When the kids dashed into the cornfield, Gideon’s grandchildren were in the group. When Amish fathers were charged in Wisconsin with refusing to send their children to a state-certified high school, Gideon’s son was one of the defendants. And when the Supreme Court finally issued its landmark freedom-of-religion decision, called Wisconsin vs. Yoder, Adin Yutzy’s name was there at the top of the ruling, forever linking him to one of the pivotal court decisions in American history.

So why are these thoughts swirling through my noggin today?

One reason is the release last week of the 2020 census figures for Iowa’s 99 counties. They put Davis County’s population at 9,110 people in 2020. That’s an increase of 4.1 percent from 2010.

Bloomfield’s population grew 1.6 percent, meaning rural areas of the county were responsible for a bigger portion of the increase. And you can thank Gideon Yutzy and the Amish families who arrived after him for much of that.

There was another reason I was thinking about Iowa’s Amish, and this one is wrapped in controversy.

There are similarities and contrasts between how Amish parents were treated 50 years ago and the way parents of Iowa’s non-Amish children are being treated today — especially as COVID’s highly contagious delta variant spreads rapidly.

Fifty years ago, Governor Hughes defused the Amish controversy by bringing the parties together to find a solution that was acceptable to everyone. It was not a quick fix, but he thought it was better to reduce people’s anxieties right away while officials searched for a long-term compromise.
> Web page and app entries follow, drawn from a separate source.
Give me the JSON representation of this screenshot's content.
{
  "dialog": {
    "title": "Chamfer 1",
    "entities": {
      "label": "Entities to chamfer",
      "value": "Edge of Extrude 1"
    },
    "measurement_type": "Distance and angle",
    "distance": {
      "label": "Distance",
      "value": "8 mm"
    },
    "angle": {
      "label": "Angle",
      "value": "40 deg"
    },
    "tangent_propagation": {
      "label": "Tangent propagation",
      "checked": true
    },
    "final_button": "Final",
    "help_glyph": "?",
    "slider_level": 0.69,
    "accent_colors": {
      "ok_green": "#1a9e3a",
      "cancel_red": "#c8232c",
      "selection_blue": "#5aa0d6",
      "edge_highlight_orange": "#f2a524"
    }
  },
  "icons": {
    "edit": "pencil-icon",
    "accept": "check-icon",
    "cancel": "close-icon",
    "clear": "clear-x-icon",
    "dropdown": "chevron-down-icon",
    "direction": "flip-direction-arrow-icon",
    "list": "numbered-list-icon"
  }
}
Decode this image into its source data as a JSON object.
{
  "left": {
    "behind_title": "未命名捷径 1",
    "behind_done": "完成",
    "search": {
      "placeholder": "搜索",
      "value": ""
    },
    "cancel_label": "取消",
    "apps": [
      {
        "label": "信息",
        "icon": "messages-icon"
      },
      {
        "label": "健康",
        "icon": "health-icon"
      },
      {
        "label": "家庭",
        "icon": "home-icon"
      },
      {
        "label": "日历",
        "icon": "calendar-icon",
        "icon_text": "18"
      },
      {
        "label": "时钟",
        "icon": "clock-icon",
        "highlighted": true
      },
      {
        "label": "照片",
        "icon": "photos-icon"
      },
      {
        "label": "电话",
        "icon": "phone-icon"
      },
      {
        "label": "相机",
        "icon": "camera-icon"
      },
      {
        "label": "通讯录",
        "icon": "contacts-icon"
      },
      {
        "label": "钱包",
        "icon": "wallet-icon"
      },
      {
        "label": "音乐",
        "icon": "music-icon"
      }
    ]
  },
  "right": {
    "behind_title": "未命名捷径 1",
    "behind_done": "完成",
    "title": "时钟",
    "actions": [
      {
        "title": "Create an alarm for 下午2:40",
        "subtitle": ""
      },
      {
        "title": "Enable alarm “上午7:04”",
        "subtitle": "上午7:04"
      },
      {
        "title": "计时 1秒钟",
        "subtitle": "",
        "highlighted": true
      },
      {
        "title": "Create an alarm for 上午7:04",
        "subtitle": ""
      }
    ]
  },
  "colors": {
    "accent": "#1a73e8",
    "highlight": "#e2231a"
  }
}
Hughes believed a permanent solution was preferable over continuing to jail and fine Amish parents and traumatize their children for standing up for their religious beliefs — beliefs that frown on modern conveniences like cars and electricity, government schools, and Social Security.

In the final analysis, allowing the Amish to operate their own schools with their own teachers and their own curriculum that ended with the eighth grade did not harm the non-Amish. But in the current controversy over efforts to mitigate the spread of coronavirus, many people think state government’s position making mitigation efforts optional, rather than mandatory, is harmful to those who are trying to keep their relatives and friends safe.

The law the Legislature and Gov. Kim Reynolds enacted this spring in the middle of the night has added to the public turmoil over COVID, rather than reducing it.

Public school districts now cannot require students and employees to wear masks. They cannot require a COVID vaccination. They cannot require students or staff who have COVID to quarantine. They cannot inform parents when someone in their child’s classroom tests positive for the disease.

That is a big deal in elementary school where children are not old enough to receive COVID vaccinations. That is a big deal for families who have people at home with compromised immunity — a fact that makes them more vulnerable to the disease.

Plus, the Iowa Department of Public Health has stopped providing daily updates of the state’s COVID data and has gone to once-a-week updates.

The controversy over mandatory masks vs. optional masks raises questions that Governor Reynolds should find uncomfortable — just as Governor Hughes found the nationwide attention and criticism uncomfortable when the photo of those Amish kids was published.

Reynolds says she trusts Iowa parents to “do the right thing.” But does she believe the existing state laws that require a whole range of childhood immunizations before kindergarten should be optional, too?

Does she believe parents should have the right to ignore school dress codes — which prohibit kids from wearing such things as pants that defy gravity and don’t cover boys’ rear ends, girls’ super-short cutoffs, skin-tight leggings, or tops with spaghetti straps?

Questions like these occur when government officials make hasty decisions without carefully considering the consequences.

Randy Evans is the executive director of the Iowa Freedom of Information Council and a former opinion page editor at The Des Moines Register. He can be reached at DMRevans2810@gmail.com.